> [WHAT TO WORK ON]:
Every line of the entries below that mentions "Departments" is to be copied out.

> [SOURCE DATA]:
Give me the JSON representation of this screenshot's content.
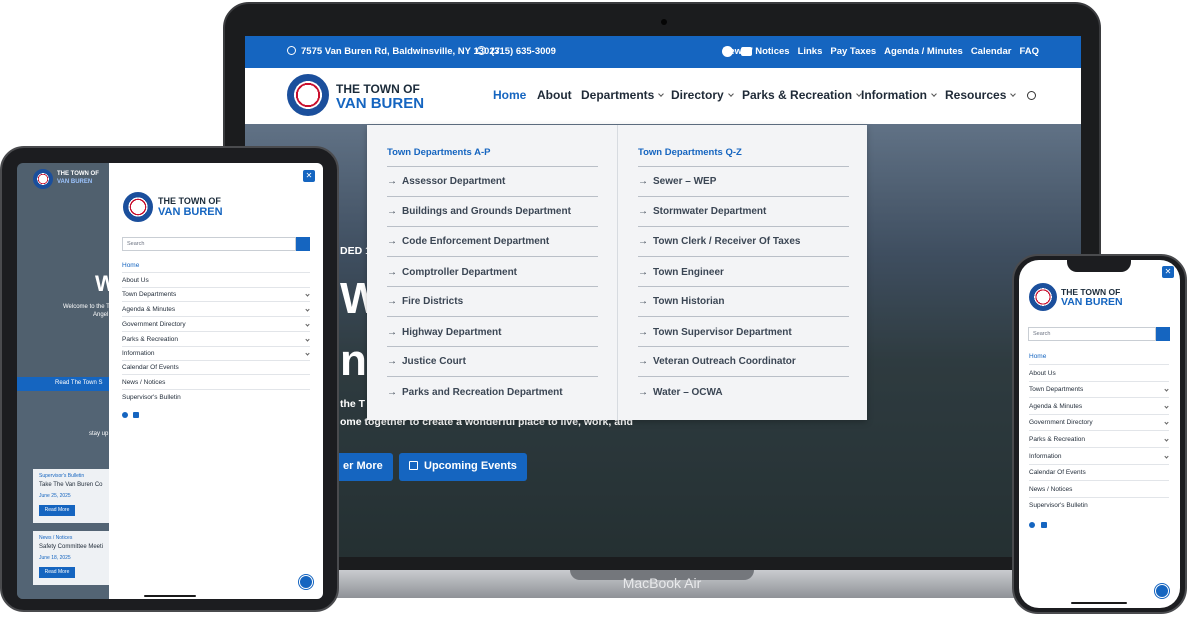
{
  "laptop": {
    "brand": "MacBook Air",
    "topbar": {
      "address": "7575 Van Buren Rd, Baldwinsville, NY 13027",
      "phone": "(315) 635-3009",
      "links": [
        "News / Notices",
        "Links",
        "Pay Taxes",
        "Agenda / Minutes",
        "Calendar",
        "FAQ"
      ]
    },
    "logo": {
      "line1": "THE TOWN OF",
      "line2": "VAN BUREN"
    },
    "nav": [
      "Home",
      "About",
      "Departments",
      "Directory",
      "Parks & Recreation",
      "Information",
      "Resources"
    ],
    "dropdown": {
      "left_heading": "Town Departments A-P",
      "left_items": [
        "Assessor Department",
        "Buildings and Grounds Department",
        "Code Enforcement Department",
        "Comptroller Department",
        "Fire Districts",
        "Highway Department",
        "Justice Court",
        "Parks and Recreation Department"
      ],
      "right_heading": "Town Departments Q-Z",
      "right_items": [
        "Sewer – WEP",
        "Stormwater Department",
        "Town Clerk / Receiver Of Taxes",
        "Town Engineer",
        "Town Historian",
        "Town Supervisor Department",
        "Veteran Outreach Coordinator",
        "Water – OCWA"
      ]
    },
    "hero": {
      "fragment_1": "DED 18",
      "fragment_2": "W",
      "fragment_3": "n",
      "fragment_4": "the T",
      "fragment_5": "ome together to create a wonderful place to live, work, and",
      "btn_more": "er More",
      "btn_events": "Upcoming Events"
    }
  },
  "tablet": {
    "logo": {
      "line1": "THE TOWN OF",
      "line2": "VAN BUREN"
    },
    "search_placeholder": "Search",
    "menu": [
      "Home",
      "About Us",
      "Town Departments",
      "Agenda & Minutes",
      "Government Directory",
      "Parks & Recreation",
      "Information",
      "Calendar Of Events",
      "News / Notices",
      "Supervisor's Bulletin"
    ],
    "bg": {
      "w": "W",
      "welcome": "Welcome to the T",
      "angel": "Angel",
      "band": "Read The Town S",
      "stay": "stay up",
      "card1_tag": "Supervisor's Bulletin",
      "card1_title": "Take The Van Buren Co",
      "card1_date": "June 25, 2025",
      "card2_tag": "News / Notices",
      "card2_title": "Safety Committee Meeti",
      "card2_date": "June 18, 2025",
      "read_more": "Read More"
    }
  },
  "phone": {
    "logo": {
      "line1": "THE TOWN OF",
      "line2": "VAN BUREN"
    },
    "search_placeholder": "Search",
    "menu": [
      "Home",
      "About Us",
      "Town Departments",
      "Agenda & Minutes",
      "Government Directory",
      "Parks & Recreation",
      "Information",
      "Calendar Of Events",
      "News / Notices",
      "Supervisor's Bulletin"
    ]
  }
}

> [RESPONSE]:
      "Departments",
      "left_heading": "Town Departments A-P",
      "right_heading": "Town Departments Q-Z",
      "Town Departments",
      "Town Departments",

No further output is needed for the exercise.